___ LISTED RECORDS

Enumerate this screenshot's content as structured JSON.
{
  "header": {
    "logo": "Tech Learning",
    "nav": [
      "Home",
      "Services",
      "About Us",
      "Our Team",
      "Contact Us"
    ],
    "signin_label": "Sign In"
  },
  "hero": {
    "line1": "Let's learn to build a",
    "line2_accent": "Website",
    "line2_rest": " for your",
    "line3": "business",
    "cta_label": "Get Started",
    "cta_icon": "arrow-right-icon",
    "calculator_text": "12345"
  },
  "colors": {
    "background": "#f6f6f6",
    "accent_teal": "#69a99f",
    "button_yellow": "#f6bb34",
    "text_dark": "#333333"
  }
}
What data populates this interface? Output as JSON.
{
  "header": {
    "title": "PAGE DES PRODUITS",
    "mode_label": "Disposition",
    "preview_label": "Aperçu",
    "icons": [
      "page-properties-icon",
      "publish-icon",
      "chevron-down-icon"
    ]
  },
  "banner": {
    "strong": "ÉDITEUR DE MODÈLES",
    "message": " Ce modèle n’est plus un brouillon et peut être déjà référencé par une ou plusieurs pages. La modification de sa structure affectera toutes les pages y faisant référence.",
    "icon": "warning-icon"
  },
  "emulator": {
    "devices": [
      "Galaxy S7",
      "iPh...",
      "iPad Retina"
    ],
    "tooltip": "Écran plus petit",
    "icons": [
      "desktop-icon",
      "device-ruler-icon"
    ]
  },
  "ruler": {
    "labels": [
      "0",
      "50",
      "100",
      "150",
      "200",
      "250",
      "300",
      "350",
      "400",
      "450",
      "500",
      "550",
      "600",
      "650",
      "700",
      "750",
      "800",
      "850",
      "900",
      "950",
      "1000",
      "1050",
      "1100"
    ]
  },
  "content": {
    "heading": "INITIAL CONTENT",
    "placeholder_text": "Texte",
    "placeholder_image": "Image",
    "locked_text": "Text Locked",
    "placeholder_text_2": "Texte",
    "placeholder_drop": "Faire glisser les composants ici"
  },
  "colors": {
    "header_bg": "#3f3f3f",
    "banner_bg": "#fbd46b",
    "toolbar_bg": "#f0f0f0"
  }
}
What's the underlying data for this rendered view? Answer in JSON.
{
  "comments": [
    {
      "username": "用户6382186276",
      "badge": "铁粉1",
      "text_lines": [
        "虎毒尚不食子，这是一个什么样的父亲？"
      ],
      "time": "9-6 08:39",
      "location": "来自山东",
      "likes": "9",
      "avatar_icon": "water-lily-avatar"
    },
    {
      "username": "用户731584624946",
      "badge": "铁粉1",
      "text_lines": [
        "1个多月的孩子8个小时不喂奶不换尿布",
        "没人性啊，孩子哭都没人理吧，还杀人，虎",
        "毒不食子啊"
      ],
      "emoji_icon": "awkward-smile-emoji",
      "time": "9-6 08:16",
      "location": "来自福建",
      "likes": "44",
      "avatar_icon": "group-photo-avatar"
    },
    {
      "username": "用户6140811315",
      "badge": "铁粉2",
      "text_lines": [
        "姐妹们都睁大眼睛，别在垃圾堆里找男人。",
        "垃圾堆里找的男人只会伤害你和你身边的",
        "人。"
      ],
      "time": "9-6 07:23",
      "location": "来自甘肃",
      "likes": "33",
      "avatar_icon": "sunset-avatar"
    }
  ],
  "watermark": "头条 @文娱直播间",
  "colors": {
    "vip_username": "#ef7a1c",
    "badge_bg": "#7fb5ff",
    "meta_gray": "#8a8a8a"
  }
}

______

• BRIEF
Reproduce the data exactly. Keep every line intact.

• ANSWER TO THE EXERCISE
Enumerate this screenshot's content as structured JSON.
{
  "header": {
    "logo": "Tech Learning",
    "nav": [
      "Home",
      "Services",
      "About Us",
      "Our Team",
      "Contact Us"
    ],
    "signin_label": "Sign In"
  },
  "hero": {
    "line1": "Let's learn to build a",
    "line2_accent": "Website",
    "line2_rest": " for your",
    "line3": "business",
    "cta_label": "Get Started",
    "cta_icon": "arrow-right-icon",
    "calculator_text": "12345"
  },
  "colors": {
    "background": "#f6f6f6",
    "accent_teal": "#69a99f",
    "button_yellow": "#f6bb34",
    "text_dark": "#333333"
  }
}
What data populates this interface? Output as JSON.
{
  "header": {
    "title": "PAGE DES PRODUITS",
    "mode_label": "Disposition",
    "preview_label": "Aperçu",
    "icons": [
      "page-properties-icon",
      "publish-icon",
      "chevron-down-icon"
    ]
  },
  "banner": {
    "strong": "ÉDITEUR DE MODÈLES",
    "message": " Ce modèle n’est plus un brouillon et peut être déjà référencé par une ou plusieurs pages. La modification de sa structure affectera toutes les pages y faisant référence.",
    "icon": "warning-icon"
  },
  "emulator": {
    "devices": [
      "Galaxy S7",
      "iPh...",
      "iPad Retina"
    ],
    "tooltip": "Écran plus petit",
    "icons": [
      "desktop-icon",
      "device-ruler-icon"
    ]
  },
  "ruler": {
    "labels": [
      "0",
      "50",
      "100",
      "150",
      "200",
      "250",
      "300",
      "350",
      "400",
      "450",
      "500",
      "550",
      "600",
      "650",
      "700",
      "750",
      "800",
      "850",
      "900",
      "950",
      "1000",
      "1050",
      "1100"
    ]
  },
  "content": {
    "heading": "INITIAL CONTENT",
    "placeholder_text": "Texte",
    "placeholder_image": "Image",
    "locked_text": "Text Locked",
    "placeholder_text_2": "Texte",
    "placeholder_drop": "Faire glisser les composants ici"
  },
  "colors": {
    "header_bg": "#3f3f3f",
    "banner_bg": "#fbd46b",
    "toolbar_bg": "#f0f0f0"
  }
}
What's the underlying data for this rendered view? Answer in JSON.
{
  "comments": [
    {
      "username": "用户6382186276",
      "badge": "铁粉1",
      "text_lines": [
        "虎毒尚不食子，这是一个什么样的父亲？"
      ],
      "time": "9-6 08:39",
      "location": "来自山东",
      "likes": "9",
      "avatar_icon": "water-lily-avatar"
    },
    {
      "username": "用户731584624946",
      "badge": "铁粉1",
      "text_lines": [
        "1个多月的孩子8个小时不喂奶不换尿布",
        "没人性啊，孩子哭都没人理吧，还杀人，虎",
        "毒不食子啊"
      ],
      "emoji_icon": "awkward-smile-emoji",
      "time": "9-6 08:16",
      "location": "来自福建",
      "likes": "44",
      "avatar_icon": "group-photo-avatar"
    },
    {
      "username": "用户6140811315",
      "badge": "铁粉2",
      "text_lines": [
        "姐妹们都睁大眼睛，别在垃圾堆里找男人。",
        "垃圾堆里找的男人只会伤害你和你身边的",
        "人。"
      ],
      "time": "9-6 07:23",
      "location": "来自甘肃",
      "likes": "33",
      "avatar_icon": "sunset-avatar"
    }
  ],
  "watermark": "头条 @文娱直播间",
  "colors": {
    "vip_username": "#ef7a1c",
    "badge_bg": "#7fb5ff",
    "meta_gray": "#8a8a8a"
  }
}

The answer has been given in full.